After my adventures in Phonsovan and Vang Vieng I returned to Luang Prabang where I began to spend more and more time at Big Brother Mouse. As I volunteered there I developed duel feelings of both hope and frustration. The boys attending the conversation classes showed such enthusiasm to learn and improve their English, even if it meant give up other things to do so. I've definitely come to realize how often 'we' (many developed countries) take our opportunities for education for granted. Learning can come for free but to have a proper education there's always a price to pay.
My first eye opener came when I was talking to a novice monk who informed me about the 'path' to becoming a monk. This boy plans to quit the temple when he turns 20, the age at which one is eligible to become a full monk and instead pursue an education. I often wondered what motivated the many young monks I saw to enter temple life, I now know that their highest motivator is simply the opportunity to get an education. Of course the boys have to follow temple lifestyle (waking up before 4 am, being restricted to two meals per day, no exercise, and various other rules) but they also get a chance to learn. Many boys move to the city, leaving their family many hours away with little opportunity for visits, in order to join a temple and study. After years of hard work the boys likely quit temple life at age 20 and [hopefully] go on to University. This may sound extreme for those that are used to an easily accessible education but for many of these boys it's the only way. The scary or maybe sad part is that many of these boys aren't even guaranteed to continue on to University. As another of the students explained to me, "There are too many students in Laos". Now, more than ever before there is a desire from the youth to complete a higher education unfortunately though, there is not enough capacity for them all.
Many times speaking with these kids I was reminded of my students in Korea. The problems of high school kids are the same around the world, but sometimes felt on a whole different level. In Korea, students learn English to get into the best university or get a better job, while in Laos it's simply for the opportunity.

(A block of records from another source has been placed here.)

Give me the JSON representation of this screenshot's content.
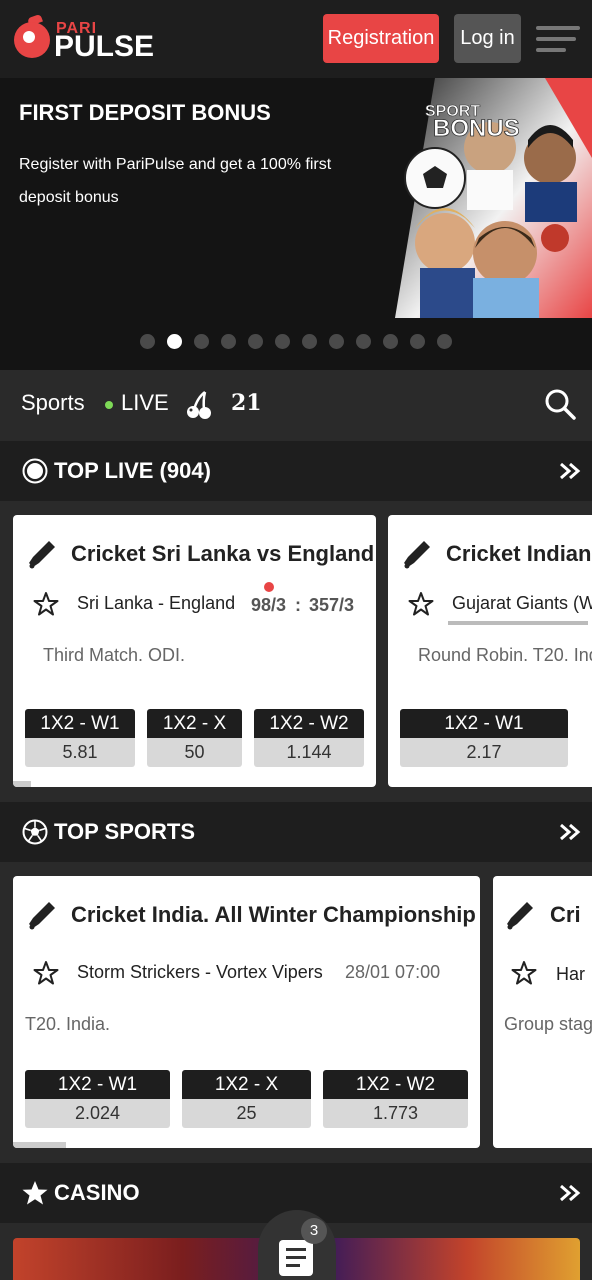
{
  "header": {
    "logo_top": "PARI",
    "logo_bottom": "PULSE",
    "register_label": "Registration",
    "login_label": "Log in",
    "menu_icon": "hamburger-icon"
  },
  "banner": {
    "title": "FIRST DEPOSIT BONUS",
    "text": "Register with PariPulse and get a 100% first deposit bonus",
    "art_text_1": "SPORT",
    "art_text_2": "BONUS",
    "slide_count": 12,
    "active_slide": 2
  },
  "nav": {
    "sports_label": "Sports",
    "live_label": "LIVE",
    "slots_icon": "cherry-icon",
    "game_label": "21",
    "search_icon": "search-icon"
  },
  "top_live": {
    "title": "TOP LIVE (904)",
    "cards": [
      {
        "title": "Cricket Sri Lanka vs England",
        "teams": "Sri Lanka - England",
        "score_home": "98/3",
        "score_sep": ":",
        "score_away": "357/3",
        "league": "Third Match. ODI.",
        "odds": [
          {
            "label": "1X2 - W1",
            "value": "5.81"
          },
          {
            "label": "1X2 - X",
            "value": "50"
          },
          {
            "label": "1X2 - W2",
            "value": "1.144"
          }
        ]
      },
      {
        "title": "Cricket Indian",
        "teams": "Gujarat Giants (W",
        "league": "Round Robin. T20. Ind",
        "odds": [
          {
            "label": "1X2 - W1",
            "value": "2.17"
          }
        ]
      }
    ]
  },
  "top_sports": {
    "title": "TOP SPORTS",
    "cards": [
      {
        "title": "Cricket India. All Winter Championship",
        "teams": "Storm Strickers - Vortex Vipers",
        "time": "28/01 07:00",
        "league": "T20. India.",
        "odds": [
          {
            "label": "1X2 - W1",
            "value": "2.024"
          },
          {
            "label": "1X2 - X",
            "value": "25"
          },
          {
            "label": "1X2 - W2",
            "value": "1.773"
          }
        ]
      },
      {
        "title": "Cri",
        "teams": "Har",
        "league": "Group stag"
      }
    ]
  },
  "casino": {
    "title": "CASINO",
    "betslip_count": "3"
  }
}
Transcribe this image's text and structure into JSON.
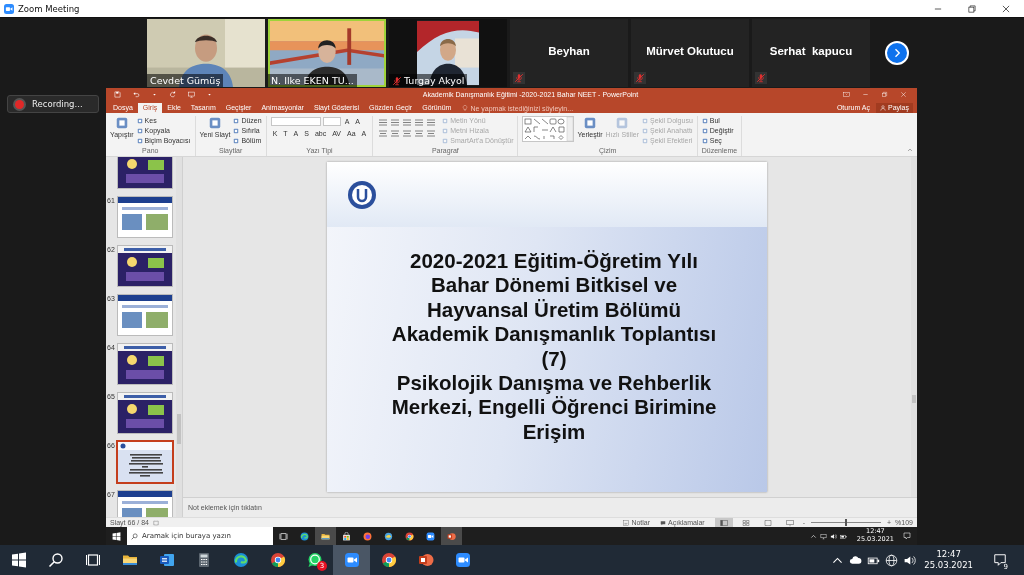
{
  "window": {
    "title": "Zoom Meeting"
  },
  "participants": [
    {
      "name": "Cevdet Gümüş",
      "video": true,
      "muted": false,
      "active_speaker": false
    },
    {
      "name": "N. Ilke EKEN TU...",
      "video": true,
      "muted": false,
      "active_speaker": true
    },
    {
      "name": "Turgay Akyol",
      "video": true,
      "muted": true,
      "active_speaker": false
    },
    {
      "name": "Beyhan",
      "video": false,
      "muted": true,
      "active_speaker": false
    },
    {
      "name": "Mürvet Okutucu",
      "video": false,
      "muted": true,
      "active_speaker": false
    },
    {
      "name": "Serhat  kapucu",
      "video": false,
      "muted": true,
      "active_speaker": false
    }
  ],
  "recording": {
    "label": "Recording..."
  },
  "powerpoint": {
    "title": "Akademik Danışmanlık Eğitimi -2020-2021 Bahar NEET - PowerPoint",
    "tabs": [
      {
        "label": "Dosya",
        "selected": false
      },
      {
        "label": "Giriş",
        "selected": true
      },
      {
        "label": "Ekle",
        "selected": false
      },
      {
        "label": "Tasarım",
        "selected": false
      },
      {
        "label": "Geçişler",
        "selected": false
      },
      {
        "label": "Animasyonlar",
        "selected": false
      },
      {
        "label": "Slayt Gösterisi",
        "selected": false
      },
      {
        "label": "Gözden Geçir",
        "selected": false
      },
      {
        "label": "Görünüm",
        "selected": false
      }
    ],
    "tell_me": "Ne yapmak istediğinizi söyleyin...",
    "sign_in": "Oturum Aç",
    "share": "Paylaş",
    "ribbon": {
      "groups": [
        {
          "name": "Pano",
          "items": [
            {
              "kind": "large",
              "label": "Yapıştır",
              "disabled": false
            },
            {
              "kind": "small",
              "label": "Kes",
              "disabled": false
            },
            {
              "kind": "small",
              "label": "Kopyala",
              "disabled": false
            },
            {
              "kind": "small",
              "label": "Biçim Boyacısı",
              "disabled": false
            }
          ]
        },
        {
          "name": "Slaytlar",
          "items": [
            {
              "kind": "large",
              "label": "Yeni Slayt",
              "disabled": false
            },
            {
              "kind": "small",
              "label": "Düzen",
              "disabled": false
            },
            {
              "kind": "small",
              "label": "Sıfırla",
              "disabled": false
            },
            {
              "kind": "small",
              "label": "Bölüm",
              "disabled": false
            }
          ]
        },
        {
          "name": "Yazı Tipi",
          "items": [
            {
              "kind": "font-controls",
              "disabled": false,
              "top_glyphs": [
                "A",
                "A"
              ],
              "bottom_glyphs": [
                "K",
                "T",
                "A",
                "S",
                "abc",
                "AV",
                "Aa",
                "A"
              ]
            }
          ]
        },
        {
          "name": "Paragraf",
          "items": [
            {
              "kind": "paragraph-controls",
              "disabled": false
            },
            {
              "kind": "small",
              "label": "Metin Yönü",
              "disabled": true
            },
            {
              "kind": "small",
              "label": "Metni Hizala",
              "disabled": true
            },
            {
              "kind": "small",
              "label": "SmartArt'a Dönüştür",
              "disabled": true
            }
          ]
        },
        {
          "name": "Çizim",
          "items": [
            {
              "kind": "shape-gallery",
              "disabled": false
            },
            {
              "kind": "large",
              "label": "Yerleştir",
              "disabled": false
            },
            {
              "kind": "large",
              "label": "Hızlı Stiller",
              "disabled": true
            },
            {
              "kind": "small",
              "label": "Şekil Dolgusu",
              "disabled": true
            },
            {
              "kind": "small",
              "label": "Şekil Anahattı",
              "disabled": true
            },
            {
              "kind": "small",
              "label": "Şekil Efektleri",
              "disabled": true
            }
          ]
        },
        {
          "name": "Düzenleme",
          "items": [
            {
              "kind": "small",
              "label": "Bul",
              "disabled": false
            },
            {
              "kind": "small",
              "label": "Değiştir",
              "disabled": false
            },
            {
              "kind": "small",
              "label": "Seç",
              "disabled": false
            }
          ]
        }
      ]
    },
    "thumbnails": [
      {
        "kind": "dark",
        "selected": false
      },
      {
        "number": "61",
        "kind": "light",
        "selected": false
      },
      {
        "number": "62",
        "kind": "dark",
        "selected": false
      },
      {
        "number": "63",
        "kind": "light",
        "selected": false
      },
      {
        "number": "64",
        "kind": "dark",
        "selected": false
      },
      {
        "number": "65",
        "kind": "dark",
        "selected": false
      },
      {
        "number": "66",
        "kind": "title",
        "selected": true
      },
      {
        "number": "67",
        "kind": "light",
        "selected": false
      }
    ],
    "slide": {
      "title_lines": [
        "2020-2021 Eğitim-Öğretim Yılı",
        "Bahar Dönemi Bitkisel ve",
        "Hayvansal Üretim Bölümü",
        "Akademik Danışmanlık Toplantısı",
        "(7)",
        "Psikolojik Danışma ve Rehberlik",
        "Merkezi, Engelli Öğrenci Birimine",
        "Erişim"
      ]
    },
    "notes_placeholder": "Not eklemek için tıklatın",
    "status_bar": {
      "slide_counter": "Slayt 66 / 84",
      "notes": "Notlar",
      "comments": "Açıklamalar",
      "views": [
        {
          "kind": "normal",
          "selected": true
        },
        {
          "kind": "sorter",
          "selected": false
        },
        {
          "kind": "reading",
          "selected": false
        },
        {
          "kind": "slideshow",
          "selected": false
        }
      ],
      "zoom_out": "-",
      "zoom_slider": {
        "level": 0.5
      },
      "zoom_in": "+",
      "zoom": "%109"
    }
  },
  "shared_taskbar": {
    "search_placeholder": "Aramak için buraya yazın",
    "apps": [
      {
        "kind": "start",
        "active": false
      },
      {
        "kind": "taskview",
        "active": false
      },
      {
        "kind": "edge",
        "active": false
      },
      {
        "kind": "explorer",
        "active": true
      },
      {
        "kind": "store",
        "active": false
      },
      {
        "kind": "firefox",
        "active": false
      },
      {
        "kind": "app",
        "active": false
      },
      {
        "kind": "chrome",
        "active": false
      },
      {
        "kind": "zoom",
        "active": false
      },
      {
        "kind": "powerpoint",
        "active": true
      }
    ],
    "tray": [
      {
        "kind": "chevron"
      },
      {
        "kind": "network"
      },
      {
        "kind": "speaker"
      },
      {
        "kind": "battery"
      }
    ],
    "time": "12:47",
    "date": "25.03.2021"
  },
  "taskbar": {
    "apps": [
      {
        "kind": "start",
        "active": false
      },
      {
        "kind": "search",
        "active": false
      },
      {
        "kind": "taskview",
        "active": false
      },
      {
        "kind": "explorer",
        "active": false
      },
      {
        "kind": "word",
        "active": false
      },
      {
        "kind": "calculator",
        "active": false
      },
      {
        "kind": "edge",
        "active": false
      },
      {
        "kind": "chrome",
        "active": false
      },
      {
        "kind": "whatsapp",
        "active": false,
        "badge": "3"
      },
      {
        "kind": "zoom",
        "active": true
      },
      {
        "kind": "chrome",
        "active": false
      },
      {
        "kind": "powerpoint",
        "active": false
      },
      {
        "kind": "zoom",
        "active": false
      }
    ],
    "tray": [
      {
        "kind": "chevron"
      },
      {
        "kind": "cloud"
      },
      {
        "kind": "battery"
      },
      {
        "kind": "globe"
      },
      {
        "kind": "speaker"
      }
    ],
    "time": "12:47",
    "date": "25.03.2021",
    "notifications": "9"
  }
}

Competition and pressure to succeed is felt all around the world but it's interesting to note the differences in the severity of these pressures across borders.
For those that are lucky enough to study at University there are more potential problems and barriers that may stand in their way. I talked to one student who explained that he would like to study law and live in the city, but because he is the only son in his family, it is his responsibility to move home to his village and help care for his parents. Family obligations are highly revered throughout Asian cultures and although it's something I respect, I can't help but question some of the problems it can and does cause. This boy explained to me that he has four sisters all of whom have all married and gone to live with their husbands (and often times his parents) ultimately leaving him to care for his own parents. I'm sure it isn't the parents intent to limit their sons potential but in this culture that's just the way things go sometimes.

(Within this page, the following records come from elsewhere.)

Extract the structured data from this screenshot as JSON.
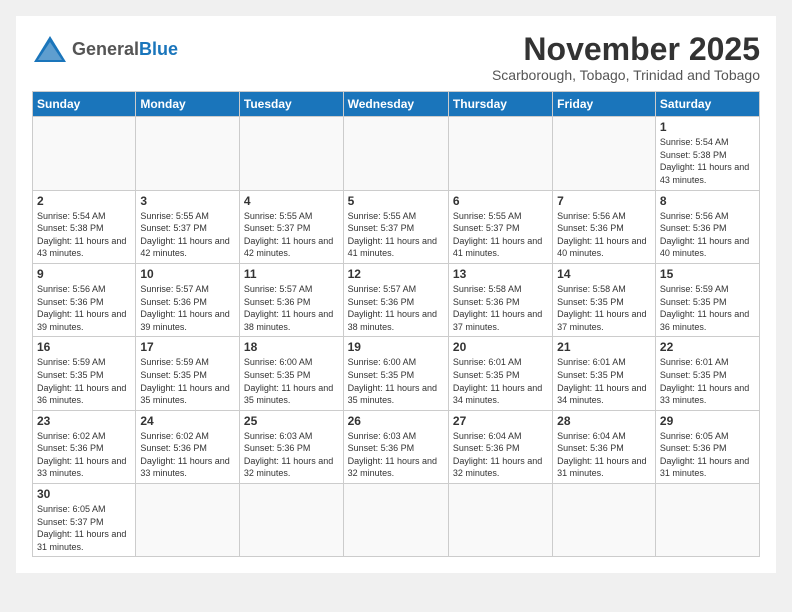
{
  "logo": {
    "line1": "General",
    "line2": "Blue"
  },
  "title": "November 2025",
  "subtitle": "Scarborough, Tobago, Trinidad and Tobago",
  "days_header": [
    "Sunday",
    "Monday",
    "Tuesday",
    "Wednesday",
    "Thursday",
    "Friday",
    "Saturday"
  ],
  "weeks": [
    [
      {
        "day": "",
        "info": ""
      },
      {
        "day": "",
        "info": ""
      },
      {
        "day": "",
        "info": ""
      },
      {
        "day": "",
        "info": ""
      },
      {
        "day": "",
        "info": ""
      },
      {
        "day": "",
        "info": ""
      },
      {
        "day": "1",
        "info": "Sunrise: 5:54 AM\nSunset: 5:38 PM\nDaylight: 11 hours and 43 minutes."
      }
    ],
    [
      {
        "day": "2",
        "info": "Sunrise: 5:54 AM\nSunset: 5:38 PM\nDaylight: 11 hours and 43 minutes."
      },
      {
        "day": "3",
        "info": "Sunrise: 5:55 AM\nSunset: 5:37 PM\nDaylight: 11 hours and 42 minutes."
      },
      {
        "day": "4",
        "info": "Sunrise: 5:55 AM\nSunset: 5:37 PM\nDaylight: 11 hours and 42 minutes."
      },
      {
        "day": "5",
        "info": "Sunrise: 5:55 AM\nSunset: 5:37 PM\nDaylight: 11 hours and 41 minutes."
      },
      {
        "day": "6",
        "info": "Sunrise: 5:55 AM\nSunset: 5:37 PM\nDaylight: 11 hours and 41 minutes."
      },
      {
        "day": "7",
        "info": "Sunrise: 5:56 AM\nSunset: 5:36 PM\nDaylight: 11 hours and 40 minutes."
      },
      {
        "day": "8",
        "info": "Sunrise: 5:56 AM\nSunset: 5:36 PM\nDaylight: 11 hours and 40 minutes."
      }
    ],
    [
      {
        "day": "9",
        "info": "Sunrise: 5:56 AM\nSunset: 5:36 PM\nDaylight: 11 hours and 39 minutes."
      },
      {
        "day": "10",
        "info": "Sunrise: 5:57 AM\nSunset: 5:36 PM\nDaylight: 11 hours and 39 minutes."
      },
      {
        "day": "11",
        "info": "Sunrise: 5:57 AM\nSunset: 5:36 PM\nDaylight: 11 hours and 38 minutes."
      },
      {
        "day": "12",
        "info": "Sunrise: 5:57 AM\nSunset: 5:36 PM\nDaylight: 11 hours and 38 minutes."
      },
      {
        "day": "13",
        "info": "Sunrise: 5:58 AM\nSunset: 5:36 PM\nDaylight: 11 hours and 37 minutes."
      },
      {
        "day": "14",
        "info": "Sunrise: 5:58 AM\nSunset: 5:35 PM\nDaylight: 11 hours and 37 minutes."
      },
      {
        "day": "15",
        "info": "Sunrise: 5:59 AM\nSunset: 5:35 PM\nDaylight: 11 hours and 36 minutes."
      }
    ],
    [
      {
        "day": "16",
        "info": "Sunrise: 5:59 AM\nSunset: 5:35 PM\nDaylight: 11 hours and 36 minutes."
      },
      {
        "day": "17",
        "info": "Sunrise: 5:59 AM\nSunset: 5:35 PM\nDaylight: 11 hours and 35 minutes."
      },
      {
        "day": "18",
        "info": "Sunrise: 6:00 AM\nSunset: 5:35 PM\nDaylight: 11 hours and 35 minutes."
      },
      {
        "day": "19",
        "info": "Sunrise: 6:00 AM\nSunset: 5:35 PM\nDaylight: 11 hours and 35 minutes."
      },
      {
        "day": "20",
        "info": "Sunrise: 6:01 AM\nSunset: 5:35 PM\nDaylight: 11 hours and 34 minutes."
      },
      {
        "day": "21",
        "info": "Sunrise: 6:01 AM\nSunset: 5:35 PM\nDaylight: 11 hours and 34 minutes."
      },
      {
        "day": "22",
        "info": "Sunrise: 6:01 AM\nSunset: 5:35 PM\nDaylight: 11 hours and 33 minutes."
      }
    ],
    [
      {
        "day": "23",
        "info": "Sunrise: 6:02 AM\nSunset: 5:36 PM\nDaylight: 11 hours and 33 minutes."
      },
      {
        "day": "24",
        "info": "Sunrise: 6:02 AM\nSunset: 5:36 PM\nDaylight: 11 hours and 33 minutes."
      },
      {
        "day": "25",
        "info": "Sunrise: 6:03 AM\nSunset: 5:36 PM\nDaylight: 11 hours and 32 minutes."
      },
      {
        "day": "26",
        "info": "Sunrise: 6:03 AM\nSunset: 5:36 PM\nDaylight: 11 hours and 32 minutes."
      },
      {
        "day": "27",
        "info": "Sunrise: 6:04 AM\nSunset: 5:36 PM\nDaylight: 11 hours and 32 minutes."
      },
      {
        "day": "28",
        "info": "Sunrise: 6:04 AM\nSunset: 5:36 PM\nDaylight: 11 hours and 31 minutes."
      },
      {
        "day": "29",
        "info": "Sunrise: 6:05 AM\nSunset: 5:36 PM\nDaylight: 11 hours and 31 minutes."
      }
    ],
    [
      {
        "day": "30",
        "info": "Sunrise: 6:05 AM\nSunset: 5:37 PM\nDaylight: 11 hours and 31 minutes."
      },
      {
        "day": "",
        "info": ""
      },
      {
        "day": "",
        "info": ""
      },
      {
        "day": "",
        "info": ""
      },
      {
        "day": "",
        "info": ""
      },
      {
        "day": "",
        "info": ""
      },
      {
        "day": "",
        "info": ""
      }
    ]
  ]
}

Speaking of women, their opportunity for high education is even worse. Often the girls never even get close to having the chance to begin a higher education, forget about the chance to attend university. As another boy at BBM put it, "Girls in the village have nothing else to do so they get married, sometimes at 16 or 17, and have kids." Coming from a country where women equally represent (if not exceed) the number of their male counterparts attending university it's eye opening to see the stark imbalance in other countries. Over the course of my visits to BBM I only encountered a few female students, one of which attended regularly. Sadly an education is simply not afforded to many females, especially those living outside the city limits.

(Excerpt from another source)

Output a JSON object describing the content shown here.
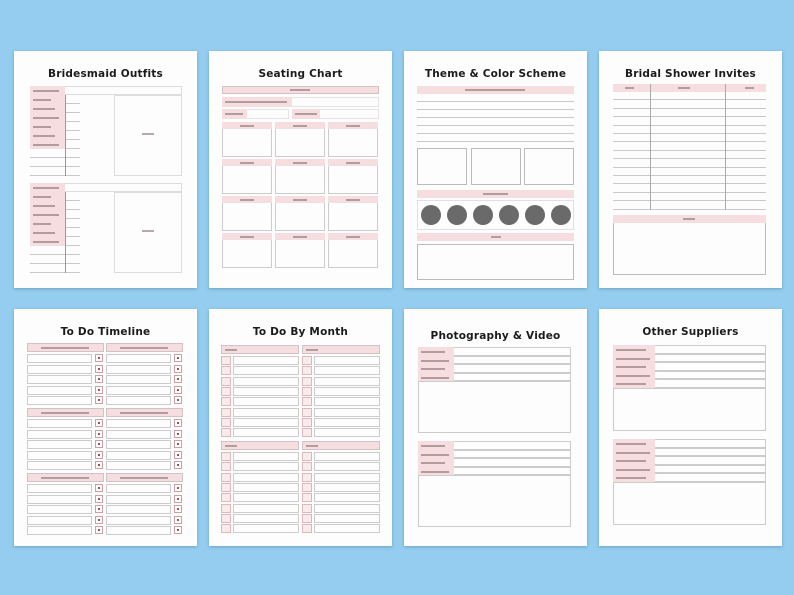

I was impressed by the individuals that came to Big Brother Mouse ever since my first visit, but after learning about all of these problems my respect for them continued to grow. It's no surprise that many people, when faced with adversity have a natural inclination to give up, but from my experiences these boys showed quite the opposite. Whether it was entering a temple school (even without interest in doing so), moving hours away from their families, knowing they may never make it to university, or selecting a major (psychology) which isn't even offered at Laos Universities, these students persevere.
After teaching in Korea, where I sometimes felt the students didn't appreciate or value my (a native teacher) being there, it was interesting to hear these kids talk about learning. Many students made comments related to their lack of resources and how it affects their level of learning. Not only do they lack proper English books and computers but there's a shortage of native teachers in Laos, while so many other countries employee them by the hundreds (if not thousands).
Although I didn't pick up a new job at the local high school and settle in to a new life in Laos, I'd like to think that my numerous visits to BBM helped at least one student. Despite feeling that I wasn't doing much the students feedback made me realize otherwise. During my second week of visits a few students made comments such as "You must like it here, you come often" and "You're a good person". As I talked with other volunteers we agreed that the few hours a day we spent with these kids could in no way be considered work. We enjoyed our time with these kids, learned something from them and the more I talked to them realized just how much our visits meant to them. I can only hope that others share this thought and decide to share a little of their time and lend a hand.
Big Brother Mouse is a great organization built from hard work and perseverance inspiring others in the very same way, I would highly encourage you to check out what they're doing.
Learn more about Big Brother Mouse, their initiatives and fundraising
Often overlooked on the backpacker trail, this is a destination to not be missed. Without the influence of 7/11, Mc Donalds or Starbucks this is a country that offers a raw, rich experience.